(Source data)

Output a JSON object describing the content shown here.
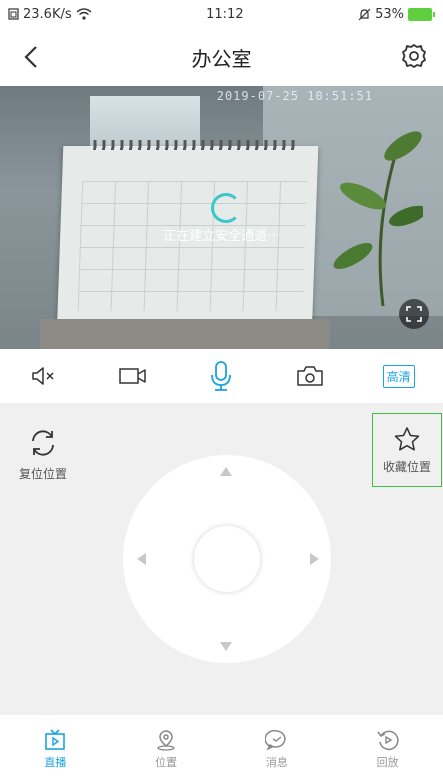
{
  "status_bar": {
    "net_speed": "23.6K/s",
    "time": "11:12",
    "battery": "53%"
  },
  "header": {
    "title": "办公室",
    "back_icon": "back-chevron-icon",
    "settings_icon": "gear-icon"
  },
  "video": {
    "timestamp": "2019-07-25 10:51:51",
    "loading_text": "正在建立安全通道···"
  },
  "toolbar": {
    "mute_icon": "speaker-mute-icon",
    "record_icon": "video-record-icon",
    "mic_icon": "microphone-icon",
    "snapshot_icon": "camera-icon",
    "quality_label": "高清"
  },
  "controls": {
    "reset_label": "复位位置",
    "favorite_label": "收藏位置"
  },
  "tabs": [
    {
      "label": "直播",
      "icon": "tv-play-icon"
    },
    {
      "label": "位置",
      "icon": "location-pin-icon"
    },
    {
      "label": "消息",
      "icon": "message-icon"
    },
    {
      "label": "回放",
      "icon": "playback-icon"
    }
  ],
  "colors": {
    "accent": "#1aa3e6",
    "spinner": "#38c8c8",
    "favorite_border": "#3fbf4a"
  }
}
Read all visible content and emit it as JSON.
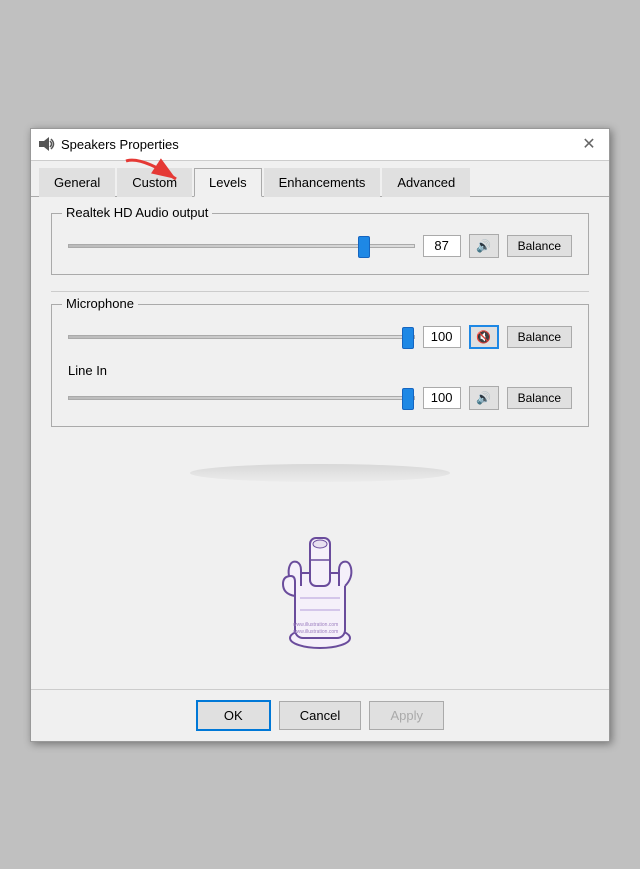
{
  "window": {
    "title": "Speakers Properties",
    "icon": "speaker"
  },
  "tabs": [
    {
      "label": "General",
      "active": false
    },
    {
      "label": "Custom",
      "active": false
    },
    {
      "label": "Levels",
      "active": true
    },
    {
      "label": "Enhancements",
      "active": false
    },
    {
      "label": "Advanced",
      "active": false
    }
  ],
  "sections": {
    "realtek": {
      "label": "Realtek HD Audio output",
      "value": 87,
      "max": 100,
      "muted": false,
      "mute_icon": "🔊"
    },
    "microphone": {
      "label": "Microphone",
      "value": 100,
      "max": 100,
      "muted": true,
      "mute_icon": "🔇"
    },
    "line_in": {
      "label": "Line In",
      "value": 100,
      "max": 100,
      "muted": false,
      "mute_icon": "🔊"
    }
  },
  "buttons": {
    "ok": "OK",
    "cancel": "Cancel",
    "apply": "Apply",
    "balance": "Balance"
  }
}
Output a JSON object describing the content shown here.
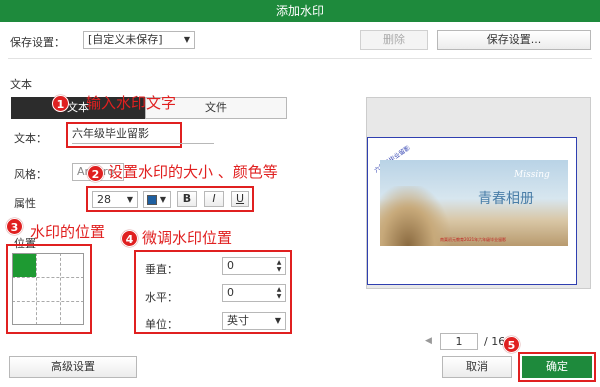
{
  "window": {
    "title": "添加水印"
  },
  "save": {
    "label": "保存设置：",
    "value": "[自定义未保存]",
    "delete_label": "删除",
    "save_button": "保存设置..."
  },
  "text_section": {
    "header": "文本",
    "tabs": [
      "文本",
      "文件"
    ],
    "text_label": "文本：",
    "text_value": "六年级毕业留影",
    "style_label": "风格：",
    "style_value": "Ari Aro",
    "attr_label": "属性",
    "font_size": "28",
    "bold": "B",
    "italic": "I",
    "underline": "U",
    "color_swatch": "#1f5fa0"
  },
  "position": {
    "label": "位置",
    "vertical_label": "垂直：",
    "vertical_value": "0",
    "horizontal_label": "水平：",
    "horizontal_value": "0",
    "unit_label": "单位：",
    "unit_value": "英寸"
  },
  "annotations": [
    {
      "num": "1",
      "text": "输入水印文字"
    },
    {
      "num": "2",
      "text": "设置水印的大小 、颜色等"
    },
    {
      "num": "3",
      "text": "水印的位置"
    },
    {
      "num": "4",
      "text": "微调水印位置"
    },
    {
      "num": "5",
      "text": ""
    }
  ],
  "preview": {
    "watermark_text": "六年级毕业留影",
    "banner_title": "青春相册",
    "banner_script": "Missing",
    "banner_footer": "南栗初元教育2021年六年级毕业留影",
    "page_current": "1",
    "page_total": "/ 16"
  },
  "footer": {
    "advanced": "高级设置",
    "cancel": "取消",
    "ok": "确定"
  },
  "colors": {
    "title_bar": "#1e8a3c",
    "ok_button": "#1e8a3c",
    "annotation": "#e02020",
    "grid_active": "#1e9a32"
  }
}
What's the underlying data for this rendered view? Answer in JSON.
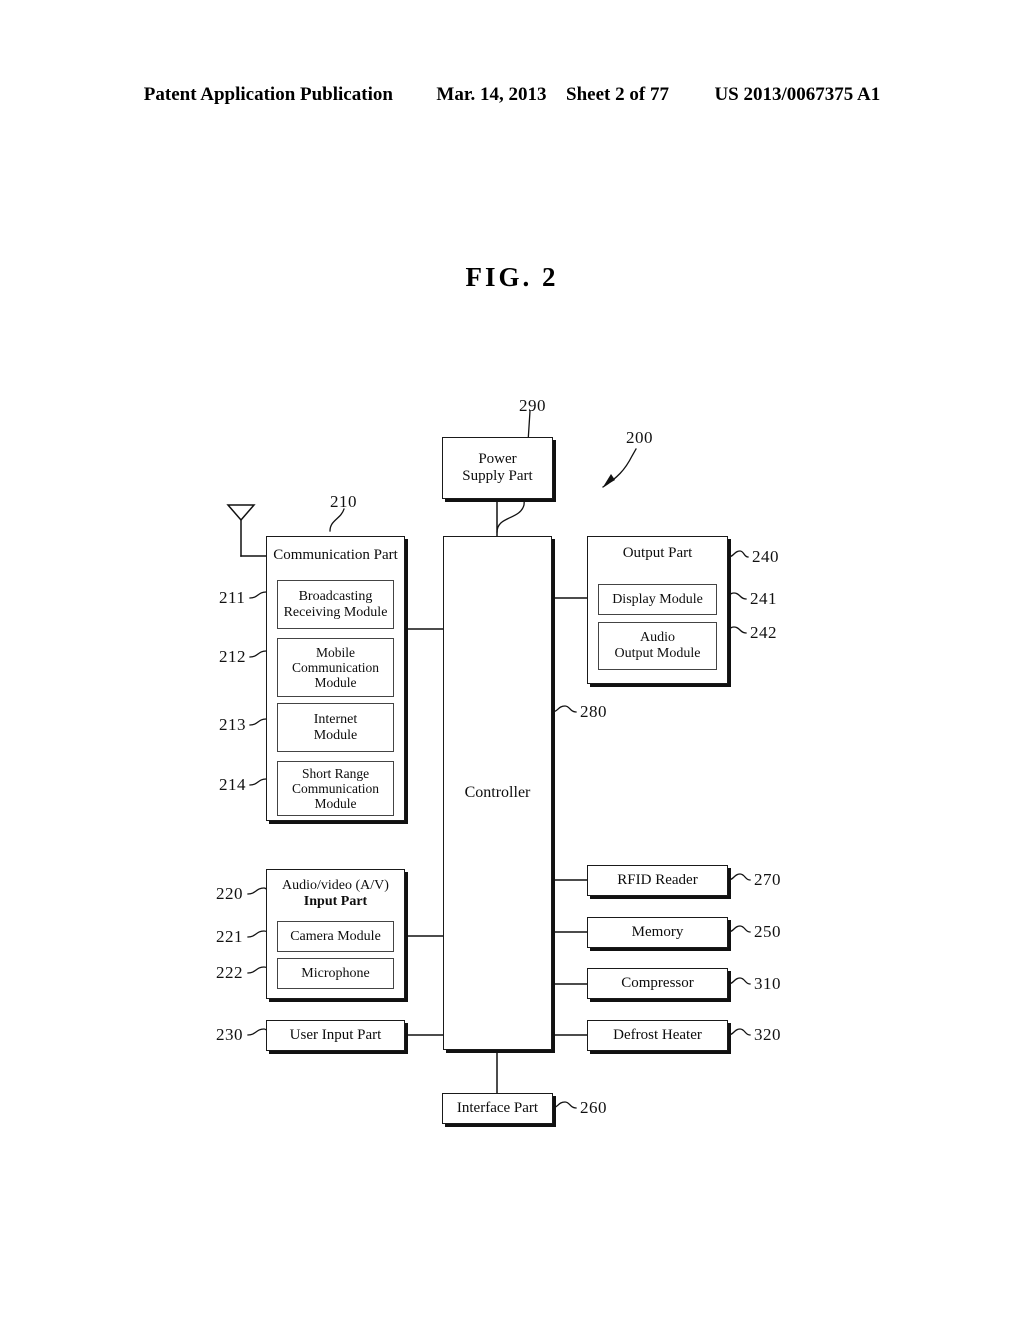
{
  "header": {
    "publication": "Patent Application Publication",
    "date": "Mar. 14, 2013",
    "sheet": "Sheet 2 of 77",
    "patent_number": "US 2013/0067375 A1"
  },
  "figure": {
    "title": "FIG. 2",
    "system_ref": "200"
  },
  "blocks": {
    "power_supply": {
      "label": "Power\nSupply Part",
      "line1": "Power",
      "line2": "Supply Part",
      "ref": "290"
    },
    "communication_part": {
      "title": "Communication Part",
      "ref": "210",
      "modules": [
        {
          "label": "Broadcasting\nReceiving Module",
          "line1": "Broadcasting",
          "line2": "Receiving Module",
          "ref": "211"
        },
        {
          "label": "Mobile Communication Module",
          "line1": "Mobile",
          "line2": "Communication",
          "line3": "Module",
          "ref": "212"
        },
        {
          "label": "Internet Module",
          "line1": "Internet",
          "line2": "Module",
          "ref": "213"
        },
        {
          "label": "Short Range Communication Module",
          "line1": "Short Range",
          "line2": "Communication",
          "line3": "Module",
          "ref": "214"
        }
      ]
    },
    "av_input_part": {
      "title_line1": "Audio/video (A/V)",
      "title_line2": "Input Part",
      "ref": "220",
      "modules": [
        {
          "label": "Camera Module",
          "ref": "221"
        },
        {
          "label": "Microphone",
          "ref": "222"
        }
      ]
    },
    "user_input_part": {
      "label": "User Input Part",
      "ref": "230"
    },
    "controller": {
      "label": "Controller",
      "ref": "280"
    },
    "output_part": {
      "title": "Output Part",
      "ref": "240",
      "modules": [
        {
          "label": "Display Module",
          "ref": "241"
        },
        {
          "label": "Audio Output Module",
          "line1": "Audio",
          "line2": "Output Module",
          "ref": "242"
        }
      ]
    },
    "rfid_reader": {
      "label": "RFID Reader",
      "ref": "270"
    },
    "memory": {
      "label": "Memory",
      "ref": "250"
    },
    "compressor": {
      "label": "Compressor",
      "ref": "310"
    },
    "defrost_heater": {
      "label": "Defrost Heater",
      "ref": "320"
    },
    "interface_part": {
      "label": "Interface Part",
      "ref": "260"
    }
  },
  "icons": {
    "antenna": "antenna-icon"
  },
  "colors": {
    "ink": "#000000",
    "paper": "#ffffff",
    "shadow": "#111111"
  }
}
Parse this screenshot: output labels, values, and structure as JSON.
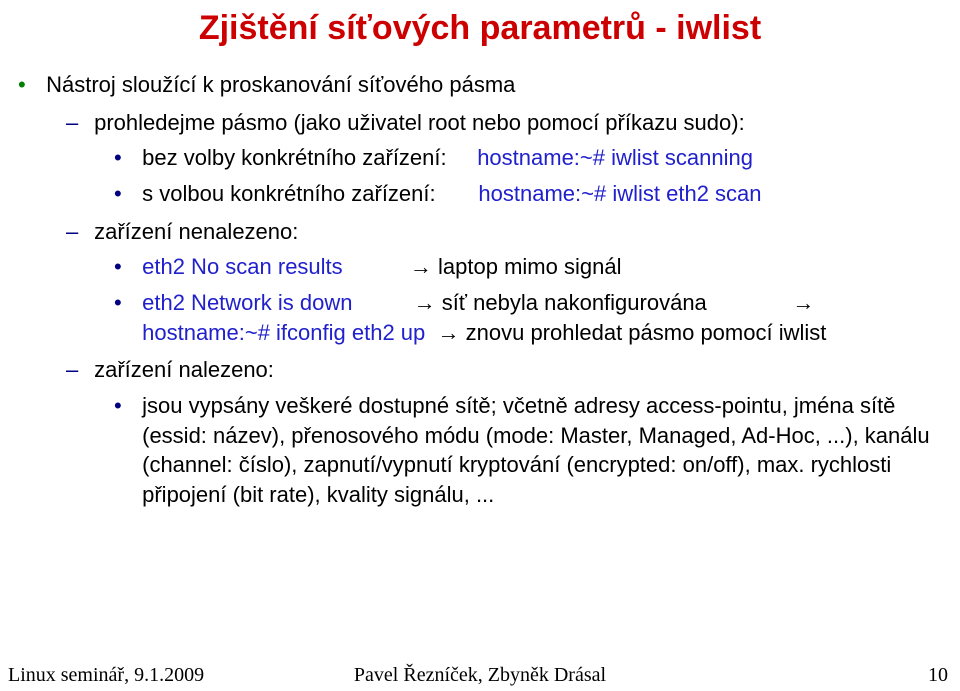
{
  "title": "Zjištění síťových parametrů - iwlist",
  "bullet1": "Nástroj sloužící k proskanování síťového pásma",
  "sub1": "prohledejme pásmo (jako uživatel root nebo pomocí příkazu sudo):",
  "s1a_label": "bez volby konkrétního zařízení:",
  "s1a_cmd": "hostname:~# iwlist scanning",
  "s1b_label": "s volbou konkrétního zařízení:",
  "s1b_cmd": "hostname:~# iwlist eth2 scan",
  "sub2": "zařízení nenalezeno:",
  "s2a_cmd": "eth2   No scan results",
  "s2a_arrow": "→ laptop mimo signál",
  "s2b_cmd1": "eth2   Network is down",
  "s2b_arrow1": "→ síť nebyla nakonfigurována",
  "s2b_arrow1_tail": "→",
  "s2b_cmd2": "hostname:~# ifconfig eth2 up",
  "s2b_arrow2": "→ znovu prohledat pásmo pomocí iwlist",
  "sub3": "zařízení nalezeno:",
  "s3a": "jsou vypsány veškeré dostupné sítě; včetně adresy access-pointu, jména sítě (essid: název), přenosového módu (mode: Master, Managed, Ad-Hoc, ...), kanálu (channel: číslo), zapnutí/vypnutí kryptování (encrypted: on/off), max. rychlosti připojení (bit rate), kvality signálu, ...",
  "footer_left": "Linux seminář, 9.1.2009",
  "footer_center": "Pavel Řezníček, Zbyněk Drásal",
  "footer_right": "10"
}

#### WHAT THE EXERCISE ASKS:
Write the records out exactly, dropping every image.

#### SOLUTION FOR THIS TASK:
Output a JSON object describing the content shown here.
{
  "status_bar": {
    "net_speed": "23.6K/s",
    "time": "11:12",
    "battery": "53%"
  },
  "header": {
    "title": "办公室",
    "back_icon": "back-chevron-icon",
    "settings_icon": "gear-icon"
  },
  "video": {
    "timestamp": "2019-07-25 10:51:51",
    "loading_text": "正在建立安全通道···"
  },
  "toolbar": {
    "mute_icon": "speaker-mute-icon",
    "record_icon": "video-record-icon",
    "mic_icon": "microphone-icon",
    "snapshot_icon": "camera-icon",
    "quality_label": "高清"
  },
  "controls": {
    "reset_label": "复位位置",
    "favorite_label": "收藏位置"
  },
  "tabs": [
    {
      "label": "直播",
      "icon": "tv-play-icon"
    },
    {
      "label": "位置",
      "icon": "location-pin-icon"
    },
    {
      "label": "消息",
      "icon": "message-icon"
    },
    {
      "label": "回放",
      "icon": "playback-icon"
    }
  ],
  "colors": {
    "accent": "#1aa3e6",
    "spinner": "#38c8c8",
    "favorite_border": "#3fbf4a"
  }
}
Read all visible content and emit it as JSON.
{
  "window": {
    "title": "Speakers Properties",
    "icon": "speaker"
  },
  "tabs": [
    {
      "label": "General",
      "active": false
    },
    {
      "label": "Custom",
      "active": false
    },
    {
      "label": "Levels",
      "active": true
    },
    {
      "label": "Enhancements",
      "active": false
    },
    {
      "label": "Advanced",
      "active": false
    }
  ],
  "sections": {
    "realtek": {
      "label": "Realtek HD Audio output",
      "value": 87,
      "max": 100,
      "muted": false,
      "mute_icon": "🔊"
    },
    "microphone": {
      "label": "Microphone",
      "value": 100,
      "max": 100,
      "muted": true,
      "mute_icon": "🔇"
    },
    "line_in": {
      "label": "Line In",
      "value": 100,
      "max": 100,
      "muted": false,
      "mute_icon": "🔊"
    }
  },
  "buttons": {
    "ok": "OK",
    "cancel": "Cancel",
    "apply": "Apply",
    "balance": "Balance"
  }
}
Output a JSON object describing the content shown here.
{
  "window": {
    "title": "添加水印"
  },
  "save": {
    "label": "保存设置：",
    "value": "[自定义未保存]",
    "delete_label": "删除",
    "save_button": "保存设置..."
  },
  "text_section": {
    "header": "文本",
    "tabs": [
      "文本",
      "文件"
    ],
    "text_label": "文本：",
    "text_value": "六年级毕业留影",
    "style_label": "风格：",
    "style_value": "Ari Aro",
    "attr_label": "属性",
    "font_size": "28",
    "bold": "B",
    "italic": "I",
    "underline": "U",
    "color_swatch": "#1f5fa0"
  },
  "position": {
    "label": "位置",
    "vertical_label": "垂直：",
    "vertical_value": "0",
    "horizontal_label": "水平：",
    "horizontal_value": "0",
    "unit_label": "单位：",
    "unit_value": "英寸"
  },
  "annotations": [
    {
      "num": "1",
      "text": "输入水印文字"
    },
    {
      "num": "2",
      "text": "设置水印的大小 、颜色等"
    },
    {
      "num": "3",
      "text": "水印的位置"
    },
    {
      "num": "4",
      "text": "微调水印位置"
    },
    {
      "num": "5",
      "text": ""
    }
  ],
  "preview": {
    "watermark_text": "六年级毕业留影",
    "banner_title": "青春相册",
    "banner_script": "Missing",
    "banner_footer": "南栗初元教育2021年六年级毕业留影",
    "page_current": "1",
    "page_total": "/ 16"
  },
  "footer": {
    "advanced": "高级设置",
    "cancel": "取消",
    "ok": "确定"
  },
  "colors": {
    "title_bar": "#1e8a3c",
    "ok_button": "#1e8a3c",
    "annotation": "#e02020",
    "grid_active": "#1e9a32"
  }
}
What's the underlying data for this rendered view? Answer in JSON.
{
  "header": {
    "publication": "Patent Application Publication",
    "date": "Mar. 14, 2013",
    "sheet": "Sheet 2 of 77",
    "patent_number": "US 2013/0067375 A1"
  },
  "figure": {
    "title": "FIG. 2",
    "system_ref": "200"
  },
  "blocks": {
    "power_supply": {
      "label": "Power\nSupply Part",
      "line1": "Power",
      "line2": "Supply Part",
      "ref": "290"
    },
    "communication_part": {
      "title": "Communication Part",
      "ref": "210",
      "modules": [
        {
          "label": "Broadcasting\nReceiving Module",
          "line1": "Broadcasting",
          "line2": "Receiving Module",
          "ref": "211"
        },
        {
          "label": "Mobile Communication Module",
          "line1": "Mobile",
          "line2": "Communication",
          "line3": "Module",
          "ref": "212"
        },
        {
          "label": "Internet Module",
          "line1": "Internet",
          "line2": "Module",
          "ref": "213"
        },
        {
          "label": "Short Range Communication Module",
          "line1": "Short Range",
          "line2": "Communication",
          "line3": "Module",
          "ref": "214"
        }
      ]
    },
    "av_input_part": {
      "title_line1": "Audio/video (A/V)",
      "title_line2": "Input Part",
      "ref": "220",
      "modules": [
        {
          "label": "Camera Module",
          "ref": "221"
        },
        {
          "label": "Microphone",
          "ref": "222"
        }
      ]
    },
    "user_input_part": {
      "label": "User Input Part",
      "ref": "230"
    },
    "controller": {
      "label": "Controller",
      "ref": "280"
    },
    "output_part": {
      "title": "Output Part",
      "ref": "240",
      "modules": [
        {
          "label": "Display Module",
          "ref": "241"
        },
        {
          "label": "Audio Output Module",
          "line1": "Audio",
          "line2": "Output Module",
          "ref": "242"
        }
      ]
    },
    "rfid_reader": {
      "label": "RFID Reader",
      "ref": "270"
    },
    "memory": {
      "label": "Memory",
      "ref": "250"
    },
    "compressor": {
      "label": "Compressor",
      "ref": "310"
    },
    "defrost_heater": {
      "label": "Defrost Heater",
      "ref": "320"
    },
    "interface_part": {
      "label": "Interface Part",
      "ref": "260"
    }
  },
  "icons": {
    "antenna": "antenna-icon"
  },
  "colors": {
    "ink": "#000000",
    "paper": "#ffffff",
    "shadow": "#111111"
  }
}
Parse this screenshot: output labels, values, and structure as JSON.
{
  "title": "Zjištění síťových parametrů - iwlist",
  "bullet1": "Nástroj sloužící k proskanování síťového pásma",
  "sub1": "prohledejme pásmo (jako uživatel root nebo pomocí příkazu sudo):",
  "s1a_label": "bez volby konkrétního zařízení:",
  "s1a_cmd": "hostname:~# iwlist scanning",
  "s1b_label": "s volbou konkrétního zařízení:",
  "s1b_cmd": "hostname:~# iwlist eth2 scan",
  "sub2": "zařízení nenalezeno:",
  "s2a_cmd": "eth2   No scan results",
  "s2a_arrow": "→ laptop mimo signál",
  "s2b_cmd1": "eth2   Network is down",
  "s2b_arrow1": "→ síť nebyla nakonfigurována",
  "s2b_arrow1_tail": "→",
  "s2b_cmd2": "hostname:~# ifconfig eth2 up",
  "s2b_arrow2": "→ znovu prohledat pásmo pomocí iwlist",
  "sub3": "zařízení nalezeno:",
  "s3a": "jsou vypsány veškeré dostupné sítě; včetně adresy access-pointu, jména sítě (essid: název), přenosového módu (mode: Master, Managed, Ad-Hoc, ...), kanálu (channel: číslo), zapnutí/vypnutí kryptování (encrypted: on/off), max. rychlosti připojení (bit rate), kvality signálu, ...",
  "footer_left": "Linux seminář, 9.1.2009",
  "footer_center": "Pavel Řezníček, Zbyněk Drásal",
  "footer_right": "10"
}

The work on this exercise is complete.